Heraldry, for those who like that sort of thing, is a fabulous study. It is one side of a pentagonal subject matter, along with: vexillology, ceremony, rank and pedigree. Arthur Fox-Davies, in A Complete Guide to Heraldry, described heraldry as ‘the shorthand of history’. In that sentiment, I think he is on to something. This is because heraldry goes well beyond notions of blue blood, monarchy, or bygone ages, as it also speaks to modern individuals, organisations, towns, cities, and regions.
The precursors of modern heraldry date back thousands of years. An example of which can be seen in the top row of the Narmer Palette (circa 3100 BC) which depicts four men bearing standards — above which is a serekh denoting pharaoh’s name: Narmer. Similar use of heraldic symbols is featured in art from ancient Mesopotamia; including some of the first recorded images of griffins — magical beasts that would prove a recurrent theme in later ages.
Though truly ancient in origin, heraldry, as we understand it today, dates more properly from anno Domini than before Christ. Maddeningly, for an author who is quite keen about #OnThisDay events, there is no clear date on which the ancient transitions to the modern when it comes to heraldic forms. Taking some key objects from the Middle-Ages, for example the Bayeux Tapestry, which illustrates the Norman invasion of England that occurred in 1066, there are depictions of shields, sails, and pennants, some of which are emblazoned with typical heraldic symbols — such as crosses and dragons. Yet tantalisingly, none of this imagery recurs with the same individual, leading to the conclusion they are more decorative than sigils of peoples’ houses.

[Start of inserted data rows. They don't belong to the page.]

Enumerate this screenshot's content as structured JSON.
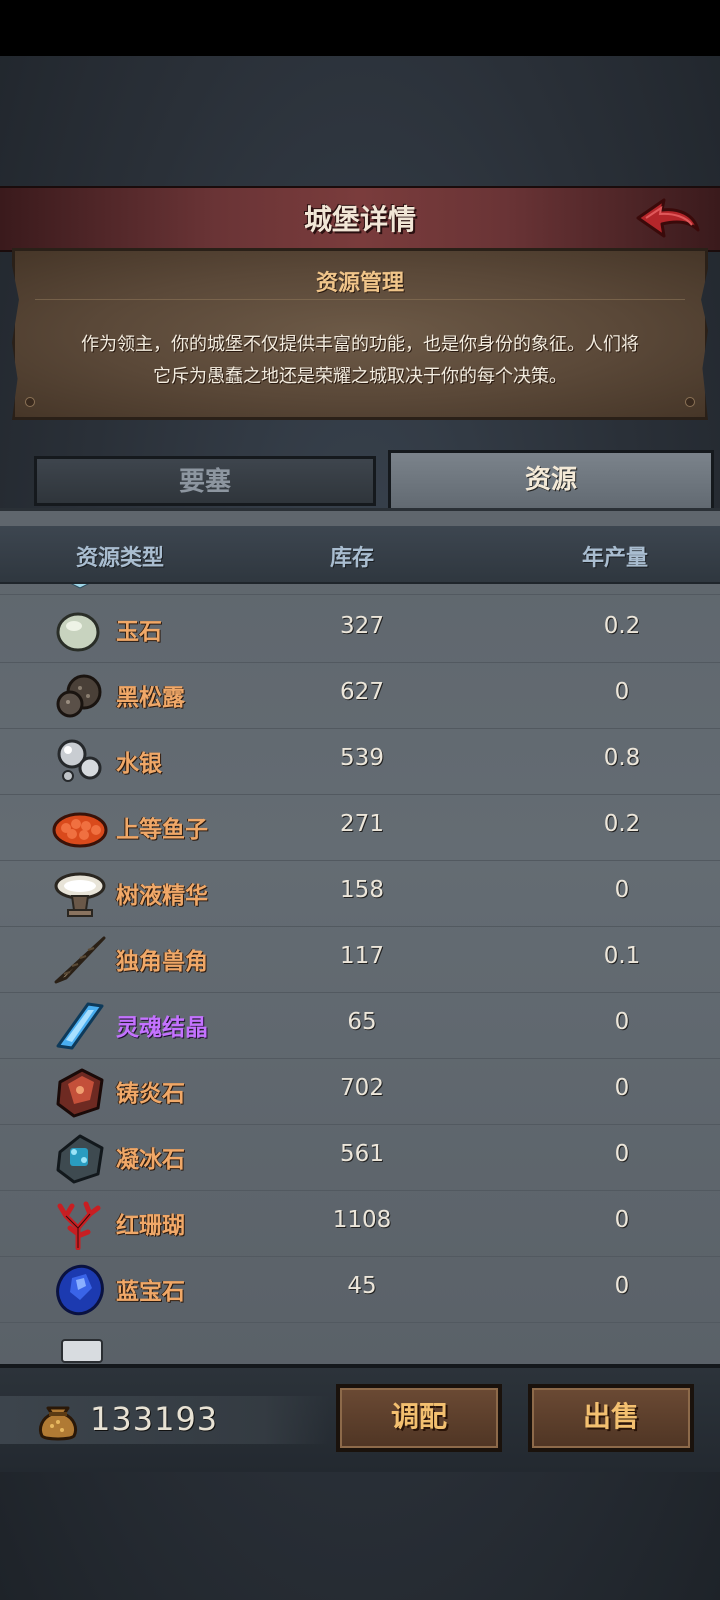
{
  "header": {
    "title": "城堡详情",
    "back_icon": "back-arrow-icon"
  },
  "info": {
    "title": "资源管理",
    "description_line1": "作为领主，你的城堡不仅提供丰富的功能，也是你身份的象征。人们将",
    "description_line2": "它斥为愚蠢之地还是荣耀之城取决于你的每个决策。"
  },
  "tabs": [
    {
      "label": "要塞",
      "active": false
    },
    {
      "label": "资源",
      "active": true
    }
  ],
  "table": {
    "columns": [
      "资源类型",
      "库存",
      "年产量"
    ],
    "rows": [
      {
        "icon": "jade-icon",
        "name": "玉石",
        "stock": "327",
        "yearly": "0.2"
      },
      {
        "icon": "black-truffle-icon",
        "name": "黑松露",
        "stock": "627",
        "yearly": "0"
      },
      {
        "icon": "mercury-icon",
        "name": "水银",
        "stock": "539",
        "yearly": "0.8"
      },
      {
        "icon": "caviar-icon",
        "name": "上等鱼子",
        "stock": "271",
        "yearly": "0.2"
      },
      {
        "icon": "sap-essence-icon",
        "name": "树液精华",
        "stock": "158",
        "yearly": "0"
      },
      {
        "icon": "unicorn-horn-icon",
        "name": "独角兽角",
        "stock": "117",
        "yearly": "0.1"
      },
      {
        "icon": "soul-crystal-icon",
        "name": "灵魂结晶",
        "stock": "65",
        "yearly": "0",
        "rarity_color": "#c472ff"
      },
      {
        "icon": "forge-stone-icon",
        "name": "铸炎石",
        "stock": "702",
        "yearly": "0"
      },
      {
        "icon": "frost-stone-icon",
        "name": "凝冰石",
        "stock": "561",
        "yearly": "0"
      },
      {
        "icon": "red-coral-icon",
        "name": "红珊瑚",
        "stock": "1108",
        "yearly": "0"
      },
      {
        "icon": "sapphire-icon",
        "name": "蓝宝石",
        "stock": "45",
        "yearly": "0"
      }
    ]
  },
  "footer": {
    "gold_icon": "gold-sack-icon",
    "gold_amount": "133193",
    "allocate_label": "调配",
    "sell_label": "出售"
  },
  "colors": {
    "resource_name": "#f0a868",
    "rare_resource_name": "#c472ff",
    "header_bar": "#6a3436",
    "button_text": "#f3c070"
  }
}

This brings us to Geoffrey Plantagenet, Count of Anjou, who died in 1151. On his tomb, likely commissioned by his widow Matilda of England, is an enamel in which Geoffrey is shown with a blue helmet and shield; both depicting lions and clearly presented in a heraldic form. Given his marriage to Matilda and that his son became Henry II, King of England, we not only have one of the earliest examples of modern heraldry but a likely origin for the association of Lions Rampant with the kingship of England. But whatever the earliest sources, it is unquestionable that from around the eleventh or twelfth centuries onward, armorial bearings spread across Europe and our modern understanding was born.
Then as now, wide usage always provokes regulations and the rise of a bureaucracy. Known as heralds, and originally more messenger than eminence grise, these servants of the crown were commanded to conduct visitations, which involved the recording of who was using armorial bearings and if doing so was with consent of the king. This codification is an important step in the history of heraldry as it moves the practise from a do what you like process to something that was a clear denoting of title.
For most of the time since their incorporation in 1484 heralds have been members of the Royal Household, directly appointed by the Sovereign on the recommendation of the Duke of Norfolk, Earl Marshal. Since the re-incorporation in 1555 the College has consisted of thirteen officers of arms. Those officers of arms who make up the College of Arms are styled ‘heralds in ordinary’.College of Arms
The College of Arms, and the heraldry they officiate, was on grand display as the most obvious, elaborate, archaic, and yet modern, visual representation of monarchy at the recent funeral of Her Majesty Queen Elizabeth II. Central to this pageantry was the Royal cipher. This monogram is the device that takes the general to the personal and links the institution of monarchy to an individual monarch.
All my life, aside from the occasional historical throwback, the cipher that has been emblazoned on post boxes or embroidered on uniforms was EIIR. But with the passing of the late sovereign, we enter a new age — that of King Charles III. With a new monarch comes a new cipher. In adopting something new, the King has returned to something old, the Tudor Crown, which was used by most monarchs until Elizabeth opted for St Edward’s crown instead.
The design of the CR III cipher was produced by the College of Arms and continues a tradition of heraldry that has bound individual monarchs to the institution of monarchy for over a thousand years.
Good night and good luck.
Narmer Palette serpopard side by Unknown is licensed under Public Domain.
Geoffrey of Anjou Monument by Unknown is licensed under Public Domain.
Queen Elizabeth II’s Funeral and Procession by Department for Digital, Culture, Media and Sport is licensed under CC0 1.0.
Royal Cypher of King Charles III by the College of Arms is licensed under Public Domain.
Fox-Davies, Arthur Charles (1909). A Complete Guide to Heraldry. London: T.C. & E.C. Jack.